Dexterity Inc. today announced that it has raised an additional $140 million in Series B equity funding and debt. The Redwood City, Calif.-based company has created robots for logistics, warehouses, and supply chain customers.
“Customers in retail, consumer goods manufacturing, and parcel handling need robots to scale quickly in order to manage the ever-increasing volume and variety of packages moving through their distribution centers,” said Samir Menon, CEO of Dexterity. “Dexterity is grateful to be at the forefront of delivering intelligent robotic systems in production across existing customer sites with the goal of rapidly transforming their warehouse operations.”
Dexterity said its software-as-a-service (SaaS) offerings give robots the vision, touch, and human-like skill and speed to handle unstructured piles of goods. The company said it addresses labor shortages by delegating repetitive tasks—such as sortation, palletizing, and fulfillment—so employees can focus on higher-level, cognitive work.
Systems designed to grasp challenging items
Dexterity claimed that its intelligent robotics approach has enabled logistics providers to automate some of the most complicated tasks in the warehouse without needing to modify their existing setups. The startup said its systems can grasp challenging items in any warehouse without requiring expensive and bulky auxiliary infrastructure.
In addition, Dexterity said its robots can function in unpredictable environments such as parcel singulation with jammed chutes or at the end of multi-SKU pallet building conveyors without a look-ahead.
In an industry first, Dexterity said its robots have handled more than 50,000 SKUs, ranging from loosely packed deformable polybags to delicate hot-dog buns, floppy tortillas, and poorly sealed cardboard boxes. Its systems have also handled bags of earthworms, trays and crates of consumer food, and even a molten birthday cake.
Dexterity said its fleet of installed robots have moved over 14 million items in production at its customers’ sites over the past two years. The company said its full-stack approach includes software, hardware design and integration, and deployment. The systems come with 24/7 support and a performance guarantee for customers as they scale up.
Dexterity valued at $1.4B, makes key hires
Existing investors Lightspeed Venture Partners and Kleiner Perkins expanded their commitment to Dexterity by leading its Series B round. Obvious Ventures, B37 Ventures, and Presidio Ventures also participated. The latest funding raises Dexterity’s total capitalization to over $200 million at a valuation of $1.4 billion.
The company said it will use the new capital to support its growth as its first 1,000 robots are deployed into production.

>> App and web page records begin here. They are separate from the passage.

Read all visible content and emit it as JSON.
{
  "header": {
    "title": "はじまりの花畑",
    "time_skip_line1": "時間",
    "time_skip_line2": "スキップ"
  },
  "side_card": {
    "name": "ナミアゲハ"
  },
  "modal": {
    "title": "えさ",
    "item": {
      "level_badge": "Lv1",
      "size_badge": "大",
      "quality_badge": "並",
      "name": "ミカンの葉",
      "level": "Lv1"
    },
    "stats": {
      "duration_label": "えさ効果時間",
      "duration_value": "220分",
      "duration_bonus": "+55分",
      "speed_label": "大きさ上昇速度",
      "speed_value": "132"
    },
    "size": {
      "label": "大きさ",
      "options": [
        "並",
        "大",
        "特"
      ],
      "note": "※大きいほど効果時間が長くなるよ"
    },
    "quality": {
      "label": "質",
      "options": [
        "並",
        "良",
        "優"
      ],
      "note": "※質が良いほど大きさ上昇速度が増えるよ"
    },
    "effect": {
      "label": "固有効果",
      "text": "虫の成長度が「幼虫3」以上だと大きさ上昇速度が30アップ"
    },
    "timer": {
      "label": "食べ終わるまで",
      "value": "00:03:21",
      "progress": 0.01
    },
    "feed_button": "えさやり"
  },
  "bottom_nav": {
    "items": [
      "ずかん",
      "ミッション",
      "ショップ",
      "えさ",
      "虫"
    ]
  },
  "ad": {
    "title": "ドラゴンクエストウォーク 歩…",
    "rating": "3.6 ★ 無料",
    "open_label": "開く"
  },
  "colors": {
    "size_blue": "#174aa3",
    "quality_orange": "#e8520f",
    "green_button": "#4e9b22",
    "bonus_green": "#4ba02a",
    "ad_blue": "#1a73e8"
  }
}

In addition, Dexterity has made additions to the commercial side of its Stanford-originated engineering team. Jason Barton from Realtime Robotics and Rethink Robotics has joined the company as vice president of partnerships.
Jonathan Briggs joined Dexterity as vice president of 3PL (third-party logistics) and parcel delivery sales after years at both Quiet Logistics and DHL.
Dexterity has also hired Michael Perry from Boston Dynamics and DJI as its first vice president of marketing. Cliff Kalinowski joined as head of service operations from Mainspring Energy, and Andrew Heck from Morgan Stanley has become head of strategic finance. Sumit Chopra, new head of software support, came from Cisco and Amazon Web Services.
Dexterity is currently working with customers across North America and Japan.